Prada and Adidas have new cooperation built on a “fusion of fashion and performance,” the two companies revealed on Nov. 9. Their aim is to blend Prada’s prowess in leather goods and luxury with Adidas’s expertise in sports. The first products of the collaboration will be “two limited-edition Prada for Adidas styles” – presumably sneakers, as has been rumored among sneaker sites for several weeks – releasing in December.
The deal puts the two brands in a position to capitalize on the blurring lines between the high-end world and other realms of fashion, notably activewear and streetwear. For Prada, it’s an opportunity to expand the casual, sporty “lifestyle” offering it’s been working on to attract new customers. Adidas, which has a history of collaborating with designers, gets to bolster its image as a creative, fashion-forward brand.
Items such as sneakers and sportswear have lately helped Prada, a company built mostly on high-end leather goods. The company had struggled for a few years, during which it seemed to ignore luxury’s turn toward sneakers and casual clothes while its big rivals were cashing in. In theory it should have been perfectly positioned for the shift, as it was among the first luxury brands to introduce a sneaker back in 1996. The following year, it debuted Linea Rossa, a line of technical sportswear.
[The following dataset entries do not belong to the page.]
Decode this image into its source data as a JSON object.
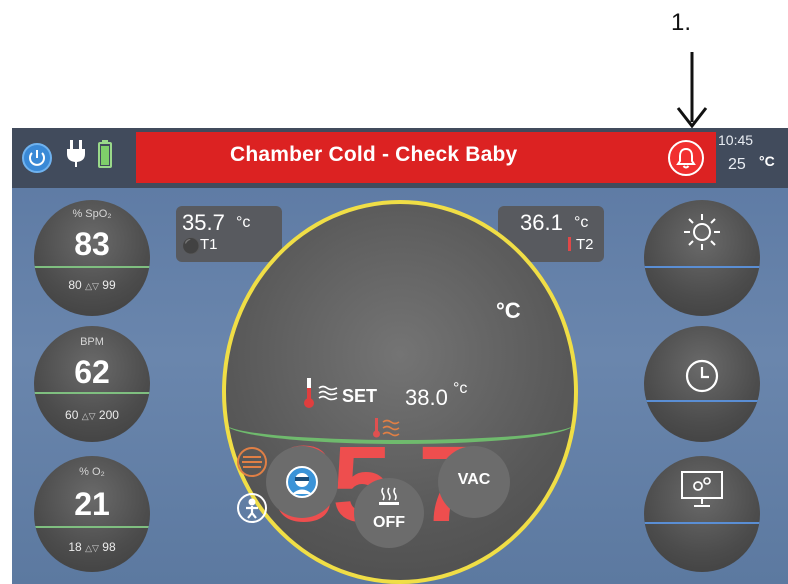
{
  "annotation": {
    "label": "1."
  },
  "topbar": {
    "icons": [
      "power-icon",
      "plug-icon",
      "battery-icon"
    ],
    "alarm_message": "Chamber Cold - Check Baby",
    "alarm_color": "#dc2222",
    "bell_icon": "bell-icon",
    "time": "10:45",
    "ambient_temp": "25",
    "ambient_unit": "°C"
  },
  "left_vitals": [
    {
      "title": "% SpO₂",
      "value": "83",
      "low": "80",
      "high": "99"
    },
    {
      "title": "BPM",
      "value": "62",
      "low": "60",
      "high": "200"
    },
    {
      "title": "% O₂",
      "value": "21",
      "low": "18",
      "high": "98"
    }
  ],
  "temps": {
    "t1_value": "35.7",
    "t1_unit": "°c",
    "t1_label": "T1",
    "t2_value": "36.1",
    "t2_unit": "°c",
    "t2_label": "T2"
  },
  "setpoint": {
    "label": "SET",
    "value": "38.0",
    "unit": "°c"
  },
  "main_temp": {
    "value": "35.7",
    "unit": "°C",
    "color": "#ee4e4e"
  },
  "bottom_buttons": {
    "heater_state": "OFF",
    "vac_label": "VAC"
  },
  "right_buttons": [
    "brightness-icon",
    "clock-icon",
    "display-settings-icon"
  ]
}
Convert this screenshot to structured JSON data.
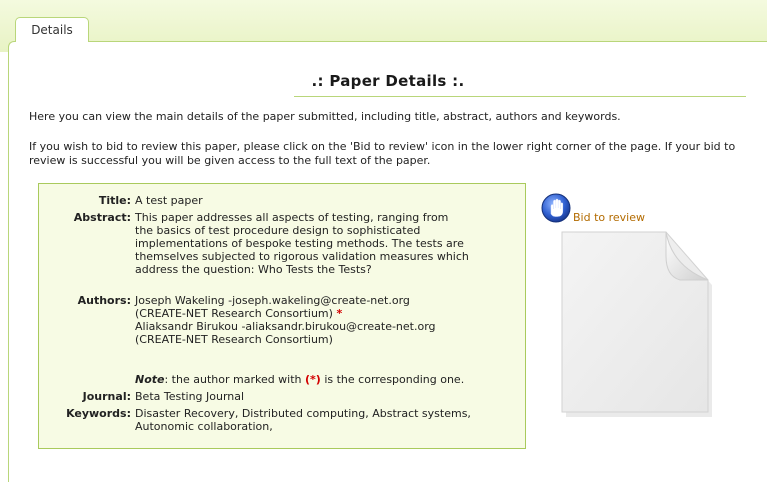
{
  "tabs": [
    {
      "label": "Details",
      "active": true
    }
  ],
  "section_title": ".: Paper Details :.",
  "intro": [
    "Here you can view the main details of the paper submitted, including title, abstract, authors and keywords.",
    "If you wish to bid to review this paper, please click on the 'Bid to review' icon in the lower right corner of the page. If your bid to review is successful you will be given access to the full text of the paper."
  ],
  "paper": {
    "title_label": "Title:",
    "title": "A test paper",
    "abstract_label": "Abstract:",
    "abstract_lines": [
      "This paper addresses all aspects of testing, ranging from",
      "the basics of test procedure design to sophisticated",
      "implementations of bespoke testing methods. The tests are",
      "themselves subjected to rigorous validation measures which",
      "address the question: Who Tests the Tests?"
    ],
    "authors_label": "Authors:",
    "authors": [
      {
        "line1": "Joseph Wakeling -joseph.wakeling@create-net.org",
        "line2": "(CREATE-NET Research Consortium)",
        "corresponding": true
      },
      {
        "line1": "Aliaksandr Birukou -aliaksandr.birukou@create-net.org",
        "line2": "(CREATE-NET Research Consortium)",
        "corresponding": false
      }
    ],
    "corresponding_marker": "*",
    "note_prefix": "Note",
    "note_mid": ": the author marked with ",
    "note_marker": "(*)",
    "note_suffix": " is the corresponding one.",
    "journal_label": "Journal:",
    "journal": "Beta Testing Journal",
    "keywords_label": "Keywords:",
    "keywords_lines": [
      "Disaster Recovery, Distributed computing, Abstract systems,",
      "Autonomic collaboration,"
    ]
  },
  "bid": {
    "label": "Bid to review",
    "icon": "hand-icon"
  },
  "document_icon": "document-icon",
  "colors": {
    "accent_green": "#b9d67a",
    "panel_bg": "#f7fbe4",
    "link_orange": "#b36b00",
    "marker_red": "#d30000"
  }
}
But it eventually pulled Linea Rossa from stores in 2010 and kept its focus on products such as handbags to drive sales.
More recently, it has increased focus on what it calls its “lifestyle” offering, such as the Cloudbust sneaker it released in 2017. Last year, it began to show signs of a turnaround, and announced the relaunch of Linea Rossa, partnering with streetwear-centric site Highsnobiety to help sell the line. On a call with investors in March, the company said its lifestyle collection was outperforming other segments.
Adidas, meanwhile, has used collaborations with some of fashion’s top designers, including Raf Simons, Rick Owens, and Stella McCartney, to help it cultivate its air of cool over the past several years. These products release in limited quantities, but they let Adidas reach beyond a sports audience and help it determine where there’s demand for larger releases. The 1990s-era Ozweego silhouette it successfully reintroduced as a general release recently was one of the shoes Simons pulled from Adidas’s archive to rework for his line with the company, for instance.
The press release for the new Adidas-Prada tie up indicates more classic styles from each will feature in the collaboration. The partnership will also focus on Prada’s Luna Rossa sailing team, established in 1997.